Confederate Sharpshooter at Gettysburg
The best case of this manipulation occurred after the Battle of Gettysburg. While looking around devil’s den which was the place of vicious fighting on the second day at Gettysburg he found a dead Confederate soldier who had been killed a few hundred feet away.
Gardner along with his assistant placed a blanket under the Confederate and dragged him near a large boulder at devil’s den. They even went so far as to place a rifle against a rock as though it was the soldiers weapon. He named this photograph Home of a rebel sharpshooter. While the dead Confederate and everything in the photo were real, the photo was staged. Regardless of this he is still one of the best photographers of the American Civil War.
Alexander Gardner and Abraham Lincoln
Alexander Gardner took many of the most famous photographs of Abraham Lincoln from the beginning
Abraham Lincoln February 1865
to the end of the Civil War. He took one of the last known photographs of President Lincoln on February 5th 1865 only two months before he was assassinated by John Wilkes Booth in April 1865. The photographic is a portrait of Lincoln and you can see he has aged dramatically compared to pictures taken at the beginning of the war.
After President Lincoln was assassinated Alexander Gardner was allowed to take photographs of the conspirators Mary Surratt, Lewis Powell, George Atzerodt and David Herold. After their trial and conviction Gardner photographed their execution.
Alexander Gardner After the Civil War
After the war in 1866 Gardner published all of his Civil War photographs in a book he called Gardner’s Photographic Sketch Book of the Civil War.
A great book about this is #ad On Alexander Gardner’s Photographic Sketch Book of the Civil War (Defining Moments in American Photography) It takes a detailed and in-depth view of Alexander Gardner’s original 1866 publication.
In 1867 Gardner closed his Washington D.C. photography studio and became the official photographer for the Union Pacific Railroad. During this time he photographed the construction of the railroad in Kansas and captured many famous pictures of the Plains Indians.

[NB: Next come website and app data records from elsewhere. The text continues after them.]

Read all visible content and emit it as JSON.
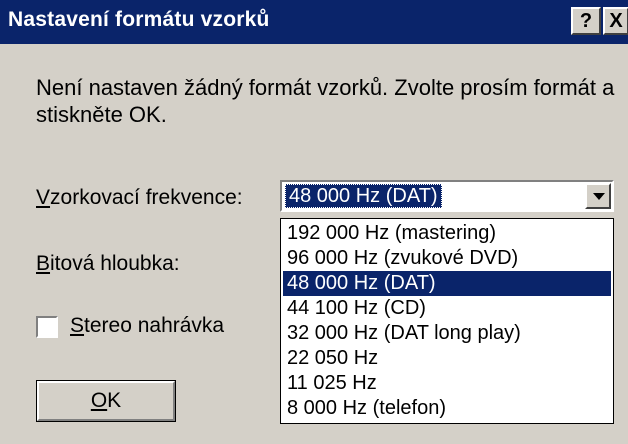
{
  "window": {
    "title": "Nastavení formátu vzorků",
    "help_button": "?",
    "close_button": "X"
  },
  "message": "Není nastaven žádný formát vzorků. Zvolte prosím formát a stiskněte OK.",
  "sample_rate": {
    "label_mnemonic": "V",
    "label_rest": "zorkovací frekvence:",
    "selected_value": "48 000 Hz (DAT)",
    "options": [
      "192 000 Hz (mastering)",
      "96 000 Hz (zvukové DVD)",
      "48 000 Hz (DAT)",
      "44 100 Hz (CD)",
      "32 000 Hz (DAT long play)",
      "22 050 Hz",
      "11 025 Hz",
      "8 000 Hz (telefon)"
    ],
    "highlighted_index": 2
  },
  "bit_depth": {
    "label_mnemonic": "B",
    "label_rest": "itová hloubka:"
  },
  "stereo": {
    "label_mnemonic": "S",
    "label_rest": "tereo nahrávka",
    "checked": false
  },
  "ok_button": {
    "mnemonic": "O",
    "rest": "K"
  },
  "colors": {
    "titlebar": "#0a246a",
    "selection": "#0a246a",
    "dialog_background": "#d4d0c8"
  }
}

Gardner returned to Washington after his work was completed with the Union Pacific and helped police officials begin to take mugshots and form one of the first rogue’s galleries to help identify and keep track of criminals. In 1871 he retired from photography and formed an insurance company in Washington D.C. Alexander Gardner died on December 10th 1882.